Ph.D., Biology, Louisiana State University 2020
BS, Biology, University of Alaska Fairbanks, 2014
My work focuses on the interplay of function, history, and ecology on morphological evolution. I combine data from museum specimens with myriad methodologies, such as phylogenetic inference, 2D and 3D morphometrics, stable isotope ecology, and multilevel modeling, to investigate the role of locomotion in the generation and maintenance of diversity in two species-rich group of small mammals, the murine rodents and the crocidurine shrews. Museum collections form the keystone of my research, and I am passionate about building collections and combining specimen data with current technologies to better understand mammalian diversity.
Nations, J. A., G. G. Mountt, S. M. Morere, A. S. Achmadi, K. C. Rowe, and J. A. Esselstyn. 2021. Locomotory mode transitions alter phenotypic evolution and lineage diversification in an ecologically rich clade of mammals.
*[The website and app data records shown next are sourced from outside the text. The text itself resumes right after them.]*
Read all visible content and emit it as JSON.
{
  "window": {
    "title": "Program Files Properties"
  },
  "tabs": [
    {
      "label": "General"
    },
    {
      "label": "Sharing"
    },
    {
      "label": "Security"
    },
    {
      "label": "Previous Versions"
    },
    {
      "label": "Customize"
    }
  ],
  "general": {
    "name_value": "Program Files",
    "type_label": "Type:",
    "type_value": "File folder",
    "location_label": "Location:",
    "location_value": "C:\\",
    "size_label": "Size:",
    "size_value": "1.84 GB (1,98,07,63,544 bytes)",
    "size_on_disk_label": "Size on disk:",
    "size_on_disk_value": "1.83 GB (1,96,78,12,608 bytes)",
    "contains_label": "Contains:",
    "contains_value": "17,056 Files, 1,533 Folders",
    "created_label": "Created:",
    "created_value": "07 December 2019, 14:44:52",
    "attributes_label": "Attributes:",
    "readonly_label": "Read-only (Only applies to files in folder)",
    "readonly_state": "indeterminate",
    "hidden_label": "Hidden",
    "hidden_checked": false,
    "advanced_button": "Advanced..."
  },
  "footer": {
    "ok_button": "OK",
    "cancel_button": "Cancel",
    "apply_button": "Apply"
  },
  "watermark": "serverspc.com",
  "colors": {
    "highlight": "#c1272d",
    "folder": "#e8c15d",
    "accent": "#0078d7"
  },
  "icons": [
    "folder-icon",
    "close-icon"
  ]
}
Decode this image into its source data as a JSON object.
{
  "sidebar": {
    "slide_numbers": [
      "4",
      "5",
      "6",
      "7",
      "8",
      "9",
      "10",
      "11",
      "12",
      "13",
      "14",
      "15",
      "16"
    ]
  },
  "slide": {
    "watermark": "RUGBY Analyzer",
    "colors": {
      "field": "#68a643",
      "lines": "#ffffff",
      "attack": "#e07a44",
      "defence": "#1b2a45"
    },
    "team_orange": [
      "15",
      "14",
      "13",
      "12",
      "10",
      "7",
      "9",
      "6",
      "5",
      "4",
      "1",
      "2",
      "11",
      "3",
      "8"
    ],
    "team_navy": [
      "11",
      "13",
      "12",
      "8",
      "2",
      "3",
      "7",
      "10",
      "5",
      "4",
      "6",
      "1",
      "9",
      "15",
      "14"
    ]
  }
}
Evolution 75:376-393.
Marcondes, R. S., J. A. Nations, G. F. Seeholzer, and R. T. Brumfield. 2021. Rethinking Gloger’s Rule: climate, light environments, and color in a large family of tropical birds (Furnariidae). The American Naturalist 197:5
Nations, J. A., L. R. Heaney, T. C. Demos, A. S. Achmadi, K. C. Rowe, and J. A. Esselstyn. 2019. A simple skeletal measurement effectively predicts climbing behavior in a diverse clade of small mammals. Biological Journal of the Linnean Society 128:323–336.